2.2 In relation to the above finding the Board makes the following comments:
(a) It cannot be expected that an up-to-date edition of every official form, modified to take account of every new international development, is printed and made available to every applicant throughout the world at the moment when he wishes to file such a form. In the present case, the form which was available to the appellant had not been updated to take account of the fact that the PCT was in force in respect of Italy. The form was therefore not exactly appropriate for the countries which the Appellant wished to designate.
In such a situation the obligation of an applicant must be to make his intentions as clear as possible having regard to the edition of the printed form which is available to him. In the present case the Appellant fulfilled this obligation. He accordingly made no mistake when he completed the "Request to grant" form.
(b) Having regard to what is said in paragraphs 2.1(b) and 2.2(a) above, in the Board's view the fact that the Appellant's representative did not notice that the Receipt dated 1 July 1985 issued by the Australian Patent Office omitted to refer to Italy as a designated state should not be regarded as a mistake by the Appellant. The Australian Patent Office has accepted that it should have referred any ambiguity regarding the designation of Italy to the Appellant before it forwarded the record copy to the International Bureau, and it has written letters to this effect both to the International Bureau and to the EPO, in support of the Appellant's case.
(c) Since there was no "mistake" in the request for grant form which was filed at the Australian Patent Office and subsequently at the EPO, Rule 88 EPC is inapplicable and irrelevant. Similarly, the previous jurisprudence of the Boards of Appeal in relation to Rule 88 EPC is not directly relevant to the circumstances of this case, in which no mistake has been made "in a document filed with the EPO".
(d) The Board takes note of the fact that the International Bureau officially published the international application on 30 January 1986 without including any reference to Italy as a designated EPC State. However, having regard to its finding in paragraph 2.1(b) above, in the Board's view this official publication does not represent the true intention of the Appellant as set out in the request for grant form. In any event, having regard to the Board's finding, the EPO is bound by the provisions of Article 153 EPC. What the International Bureau has published is a matter for the International Bureau, not for the EPO.
(e) Correction of the international application as published is not a matter within the competence of this Board of Appeal or the EPO.

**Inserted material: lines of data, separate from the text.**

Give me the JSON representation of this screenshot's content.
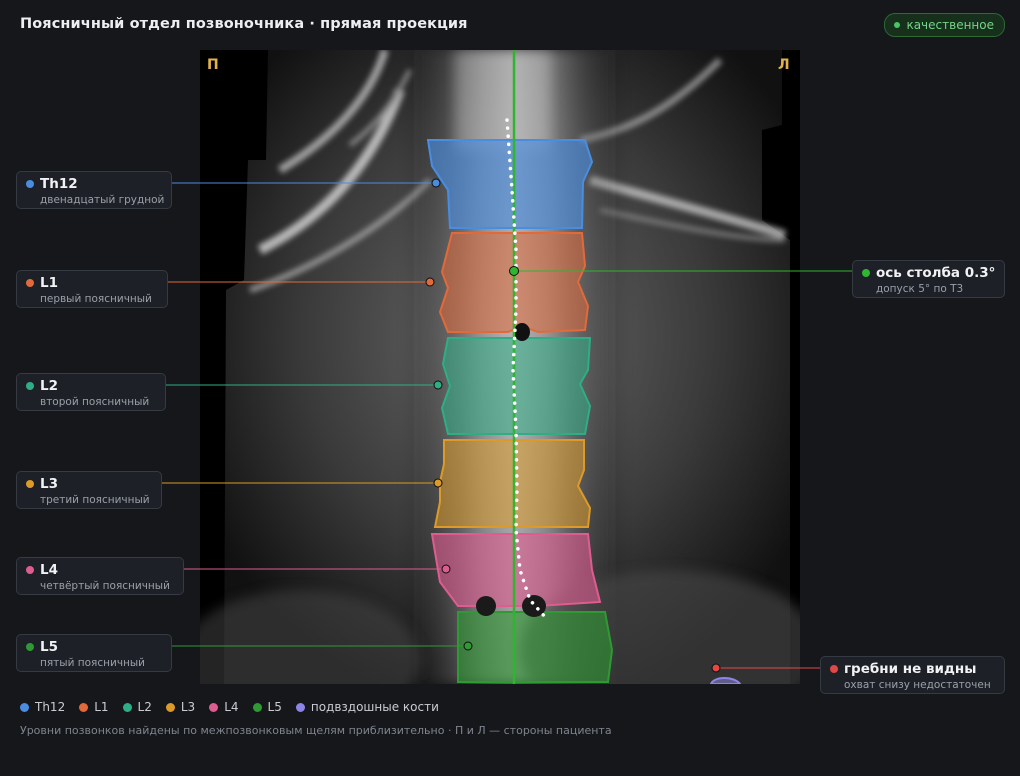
{
  "header": {
    "title": "Поясничный отдел позвоночника · прямая проекция",
    "quality_label": "качественное"
  },
  "scan": {
    "side_right": "П",
    "side_left": "Л"
  },
  "colors": {
    "Th12": "#4a8de0",
    "L1": "#e26a3a",
    "L2": "#2fae86",
    "L3": "#dc9a2a",
    "L4": "#df5c91",
    "L5": "#2f9a33",
    "iliac": "#8d85e6",
    "axis": "#2fb52f",
    "warning": "#e04848"
  },
  "vertebrae": [
    {
      "key": "Th12",
      "name": "Th12",
      "desc": "двенадцатый грудной"
    },
    {
      "key": "L1",
      "name": "L1",
      "desc": "первый поясничный"
    },
    {
      "key": "L2",
      "name": "L2",
      "desc": "второй поясничный"
    },
    {
      "key": "L3",
      "name": "L3",
      "desc": "третий поясничный"
    },
    {
      "key": "L4",
      "name": "L4",
      "desc": "четвёртый поясничный"
    },
    {
      "key": "L5",
      "name": "L5",
      "desc": "пятый поясничный"
    }
  ],
  "axis": {
    "label": "ось столба 0.3°",
    "note": "допуск 5° по Т3"
  },
  "iliac": {
    "label": "гребни не видны",
    "note": "охват снизу недостаточен"
  },
  "legend": [
    {
      "key": "Th12",
      "label": "Th12"
    },
    {
      "key": "L1",
      "label": "L1"
    },
    {
      "key": "L2",
      "label": "L2"
    },
    {
      "key": "L3",
      "label": "L3"
    },
    {
      "key": "L4",
      "label": "L4"
    },
    {
      "key": "L5",
      "label": "L5"
    },
    {
      "key": "iliac",
      "label": "подвздошные кости"
    }
  ],
  "footnote": "Уровни позвонков найдены по межпозвонковым щелям приблизительно · П и Л — стороны пациента"
}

(f) The Board is aware that there is a risk that a third person who has read the international application as published by the International Bureau may have started to use the invention the subject of the application in Italy in reliance upon the official publication. As previously pointed out in Decision J 12/80, OJ EPO 5/1981, 143 at paragraph 9, and in Decision J 10/87 dated 11 February 1988, the solution to any such problem in relation to third party rights is not within the competence of the EPO, and must be left to the national courts of competent jurisdiction.

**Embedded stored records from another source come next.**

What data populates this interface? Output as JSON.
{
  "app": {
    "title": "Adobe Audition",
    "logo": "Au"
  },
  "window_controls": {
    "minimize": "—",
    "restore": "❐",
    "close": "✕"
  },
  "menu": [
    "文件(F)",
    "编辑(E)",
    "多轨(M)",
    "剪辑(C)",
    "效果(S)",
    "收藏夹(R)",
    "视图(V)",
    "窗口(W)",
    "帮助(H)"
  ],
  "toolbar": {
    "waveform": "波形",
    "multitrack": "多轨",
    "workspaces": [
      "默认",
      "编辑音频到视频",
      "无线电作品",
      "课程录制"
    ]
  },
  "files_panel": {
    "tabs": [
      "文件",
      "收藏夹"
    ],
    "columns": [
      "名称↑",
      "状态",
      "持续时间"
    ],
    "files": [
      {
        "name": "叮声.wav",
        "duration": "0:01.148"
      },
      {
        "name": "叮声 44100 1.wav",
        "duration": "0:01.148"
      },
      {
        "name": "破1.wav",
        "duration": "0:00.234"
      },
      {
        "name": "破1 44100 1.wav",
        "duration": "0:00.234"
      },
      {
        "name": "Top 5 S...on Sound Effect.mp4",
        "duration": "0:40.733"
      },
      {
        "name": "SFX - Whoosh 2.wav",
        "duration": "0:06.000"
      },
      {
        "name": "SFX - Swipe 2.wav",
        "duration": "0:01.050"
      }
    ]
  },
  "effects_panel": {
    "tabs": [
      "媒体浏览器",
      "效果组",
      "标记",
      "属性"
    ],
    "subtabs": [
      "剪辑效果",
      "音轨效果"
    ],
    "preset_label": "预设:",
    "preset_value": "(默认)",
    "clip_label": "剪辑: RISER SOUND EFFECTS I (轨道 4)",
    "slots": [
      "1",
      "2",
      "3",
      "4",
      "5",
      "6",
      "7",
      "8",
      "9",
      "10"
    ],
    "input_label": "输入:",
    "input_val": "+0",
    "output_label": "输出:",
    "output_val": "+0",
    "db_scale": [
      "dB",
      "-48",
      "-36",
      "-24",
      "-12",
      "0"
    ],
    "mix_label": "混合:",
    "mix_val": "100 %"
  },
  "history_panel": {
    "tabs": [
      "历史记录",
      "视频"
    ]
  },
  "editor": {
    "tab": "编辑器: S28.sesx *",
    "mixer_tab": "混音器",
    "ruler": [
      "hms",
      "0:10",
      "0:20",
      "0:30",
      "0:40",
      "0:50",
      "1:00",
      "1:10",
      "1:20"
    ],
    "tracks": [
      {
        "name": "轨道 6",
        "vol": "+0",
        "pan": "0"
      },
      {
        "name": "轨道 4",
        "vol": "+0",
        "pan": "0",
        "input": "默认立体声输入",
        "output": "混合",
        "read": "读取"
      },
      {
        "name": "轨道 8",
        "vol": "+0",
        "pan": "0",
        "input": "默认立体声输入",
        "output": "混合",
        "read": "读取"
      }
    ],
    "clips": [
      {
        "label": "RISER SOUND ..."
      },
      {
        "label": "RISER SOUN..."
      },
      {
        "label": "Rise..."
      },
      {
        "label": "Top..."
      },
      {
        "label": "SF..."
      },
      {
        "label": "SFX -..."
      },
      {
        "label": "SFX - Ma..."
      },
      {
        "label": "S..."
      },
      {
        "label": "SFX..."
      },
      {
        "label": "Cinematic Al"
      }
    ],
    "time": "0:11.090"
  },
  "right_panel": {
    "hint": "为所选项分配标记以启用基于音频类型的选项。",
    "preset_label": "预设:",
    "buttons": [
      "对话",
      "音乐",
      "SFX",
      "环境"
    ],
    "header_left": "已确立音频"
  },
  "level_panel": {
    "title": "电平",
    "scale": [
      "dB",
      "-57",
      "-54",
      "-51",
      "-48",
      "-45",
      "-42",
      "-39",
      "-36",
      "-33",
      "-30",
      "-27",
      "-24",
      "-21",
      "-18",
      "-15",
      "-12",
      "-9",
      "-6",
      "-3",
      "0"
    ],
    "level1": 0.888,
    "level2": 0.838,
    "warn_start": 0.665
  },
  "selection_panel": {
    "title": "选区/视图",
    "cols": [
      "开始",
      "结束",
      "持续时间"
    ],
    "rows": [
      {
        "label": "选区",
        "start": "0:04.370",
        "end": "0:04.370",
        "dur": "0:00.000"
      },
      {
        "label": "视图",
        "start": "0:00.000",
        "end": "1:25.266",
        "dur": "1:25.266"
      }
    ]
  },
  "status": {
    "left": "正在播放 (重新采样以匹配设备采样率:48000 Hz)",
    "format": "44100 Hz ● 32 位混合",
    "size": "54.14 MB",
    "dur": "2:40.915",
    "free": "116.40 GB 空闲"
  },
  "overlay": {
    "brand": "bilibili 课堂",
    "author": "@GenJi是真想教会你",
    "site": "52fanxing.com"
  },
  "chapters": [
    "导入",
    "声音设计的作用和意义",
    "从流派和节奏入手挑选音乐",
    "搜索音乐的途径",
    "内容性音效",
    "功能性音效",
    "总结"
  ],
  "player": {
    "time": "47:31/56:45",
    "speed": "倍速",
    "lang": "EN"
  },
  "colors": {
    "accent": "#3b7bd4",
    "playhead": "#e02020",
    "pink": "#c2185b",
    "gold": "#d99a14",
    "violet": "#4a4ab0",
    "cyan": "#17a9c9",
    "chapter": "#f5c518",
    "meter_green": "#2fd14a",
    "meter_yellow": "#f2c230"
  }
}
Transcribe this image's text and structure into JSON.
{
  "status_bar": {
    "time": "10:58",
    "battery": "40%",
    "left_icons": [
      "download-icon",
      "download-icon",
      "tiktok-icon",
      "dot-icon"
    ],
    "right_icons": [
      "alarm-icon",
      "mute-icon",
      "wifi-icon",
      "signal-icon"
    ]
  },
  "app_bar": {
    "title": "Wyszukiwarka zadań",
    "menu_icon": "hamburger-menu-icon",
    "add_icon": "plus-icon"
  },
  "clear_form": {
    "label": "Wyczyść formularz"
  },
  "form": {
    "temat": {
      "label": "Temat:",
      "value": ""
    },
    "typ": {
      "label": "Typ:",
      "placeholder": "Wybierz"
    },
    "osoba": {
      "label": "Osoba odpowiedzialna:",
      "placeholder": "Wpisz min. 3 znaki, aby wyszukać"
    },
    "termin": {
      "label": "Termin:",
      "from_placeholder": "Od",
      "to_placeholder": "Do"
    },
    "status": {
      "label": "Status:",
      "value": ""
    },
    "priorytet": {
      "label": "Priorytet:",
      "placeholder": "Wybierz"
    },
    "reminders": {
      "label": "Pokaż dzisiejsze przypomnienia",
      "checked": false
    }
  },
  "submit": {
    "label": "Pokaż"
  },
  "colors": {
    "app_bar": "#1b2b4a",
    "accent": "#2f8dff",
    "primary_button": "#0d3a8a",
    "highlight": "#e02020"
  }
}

In the circumstances of the present case, the application for re-establishment of rights was not needed and therefore the fee for re-establishment may be refunded to the Appellant.

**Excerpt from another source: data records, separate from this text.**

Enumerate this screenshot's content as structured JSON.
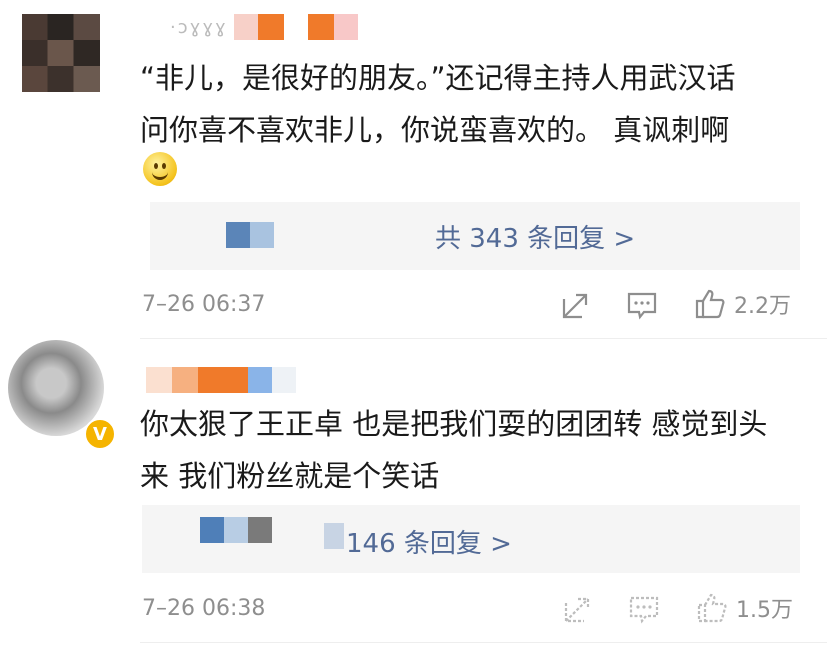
{
  "comments": [
    {
      "username_visible": "·ɔɣɣɣ",
      "text_line1": "“非儿，是很好的朋友。”还记得主持人用武汉话",
      "text_line2": "问你喜不喜欢非儿，你说蛮喜欢的。 真讽刺啊",
      "has_emoji": true,
      "emoji_icon": "smile-emoji-icon",
      "reply_count_label": "共 343 条回复 >",
      "time": "7–26 06:37",
      "like_count": "2.2万"
    },
    {
      "username_visible": "",
      "verified": true,
      "text_line1": "你太狠了王正卓 也是把我们耍的团团转 感觉到头",
      "text_line2": "来 我们粉丝就是个笑话",
      "reply_count_label": "146 条回复 >",
      "time": "7–26 06:38",
      "like_count": "1.5万"
    }
  ],
  "icons": {
    "share": "share-icon",
    "comment": "comment-icon",
    "like": "thumbs-up-icon"
  },
  "colors": {
    "link": "#526a96",
    "meta": "#8e8e8e",
    "reply_bg": "#f5f5f5",
    "badge": "#f5b400"
  }
}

For these reasons it is decided that:
1. The contested Decision of the Receiving Section dated 24 April 1987 is set aside.
2. Euro-PCT application No. 85 902 938.1 (PCT/AU 85/00130) includes Italy as a designated European State.
3. The fee for re-establishment of rights is to be refunded to the Appellant.